Teen Titans #3 – 4.5/5
The new team behind the Teen Titans continues to impress in their third issue since the renumbering of the book. A mysterious robot returns to cause our favorite teens trouble and the team is left wondering what they are going to do about it. The art and writing is amazing and this continues to be a book to keep an interested eye on.
Judge Dredd #23 – 4.5/5
The Black Light District arc comes to a surprise-filled end this month with Dredd fighting off hordes of Dark Judges and a trapped Anderson providing psychic back up. Writer Duane Swierczynski stays at the top of his game and leaves the reader guessing at the end of every page. Artist Nelson Daniel sticks to his guns with his almost cartoon-y style lending surprisingly well to the violent action.
Teenage Mutant Ninja Turtles #39 – 4/5
Written by a crack team including series veteran Kevin Eastman, TMNT continues to ride the line between gritty action and Nickelodeon style humor. Tensions are building as an army of mutants is assembling and preparing to go to war to defend the planet from inter-dimensional invaders and humans alike. TMNT has always been and continues to be a series to watch.

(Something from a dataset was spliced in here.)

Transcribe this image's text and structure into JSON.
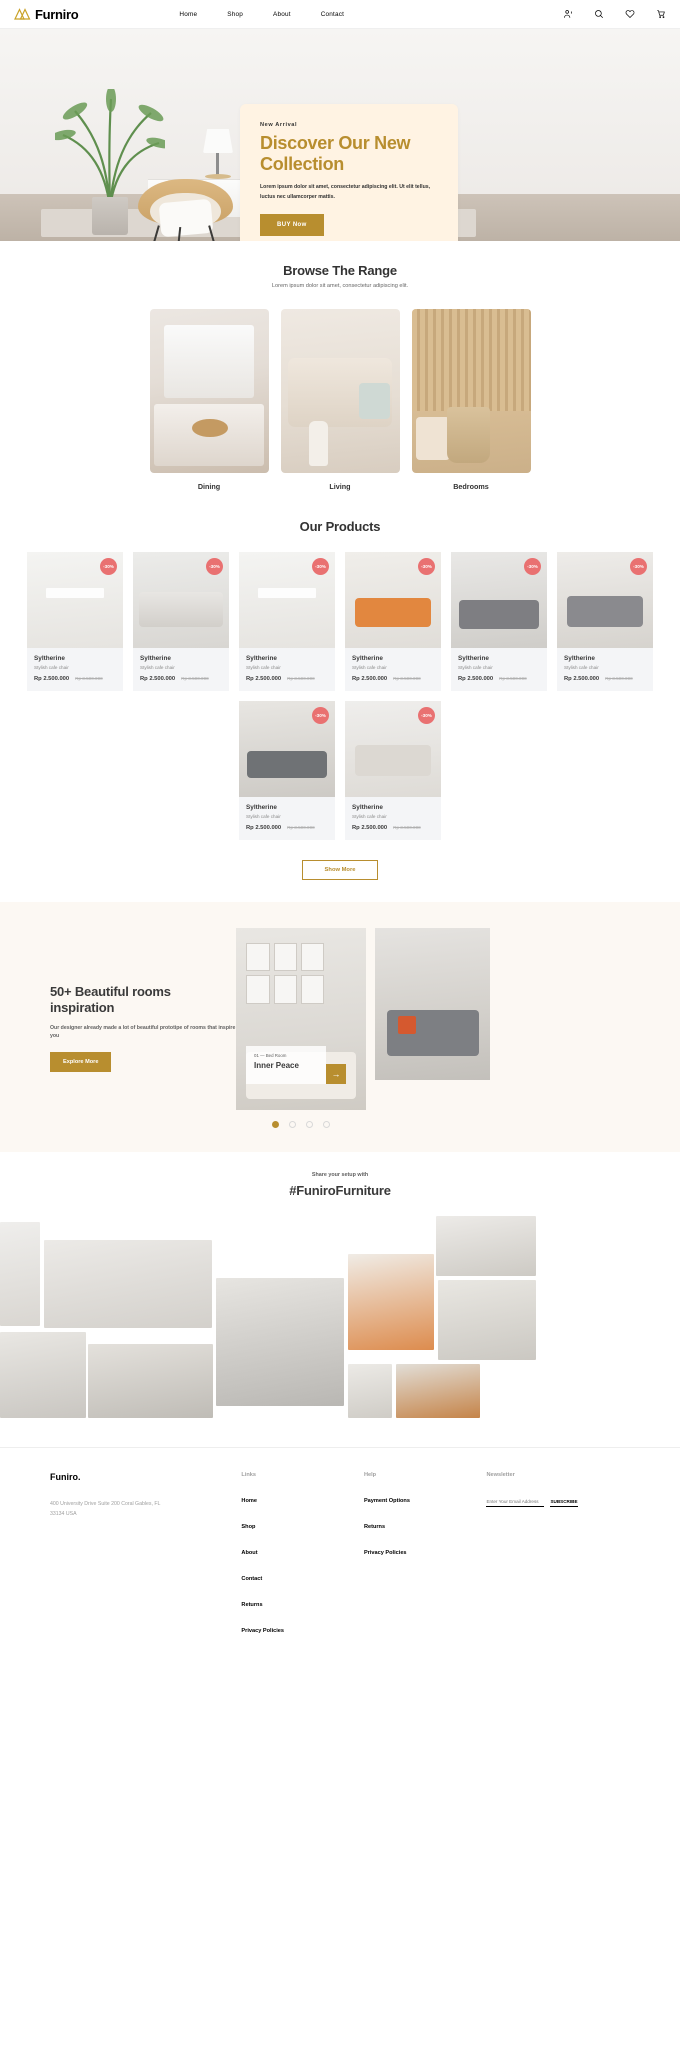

Daredevil #8 – 4.5/5
Things take a dark turn for the Man Without Fear this month. The Purple Man is back, but things are quite different this time. The writing is good, to be sure, but the real star of this run so far is the artist. Every panel, be it dialogue or action, is very stylishly done and gives the reader a sense of what it’s like to observe the world as Daredevil does.
Deadpool’s Art of War #1 – 5/5
All of Marvel’s Deadpool books have been brilliant and Art of War is no exception. Deadpool comes across the original scrolls for Sun Tzu’s classic instructions for waging war and decides to make a fortune translating and selling it to a major publisher. When the publisher declines, major hijinks ensue. The Merc with the Mouth heads to Asgard to start some major league trouble. Fourth wall breaks and jokes occur throughout and there is no shortage of action. A must read.
Edge of Spider-Verse #5 – 4/5
Marvel continues to build momentum for their upcoming event Spider-Verse, this week with a futuristic, cyberpunk version of Spider-Man. A Japanese teenager named Peni with a psychic symbiotic spider known as SP//dr and a huge mech suit, this issue reads more like a manga than anything else. The art and writing are both well done. Marvel is really sparing no expense leading into this mega-event.
Loki, Agent of Asgard #7 – 3.5/5
Al Ewing’s writing keeps this issue afloat when the hit and miss art tries to drag it down. Loki has been captured by Dr. Doom and it’s up to Verity Willis to convince the young genius Valeria Richards to free him. There is definitely more than one laugh out loud moment and a ton of quality dialogue, but a noticeable lack of action.
Ms. Marvel #9 – 4.5/5
Ms. Marvel continues to be one of Marvel’s best books in part two of the Generation Why story arc. One of the Inventor’s giant robots attacks Kamala’s high school and she is understandably none too pleased with it. Her counterattack is not as effective as she expects as her powers are on the fritz. Help and clarity on her power’s origins comes in the form of Medusa, Queen of the Inhumans. Writer G. Willow Wilson continues to completely nail the teenage feelings and humor.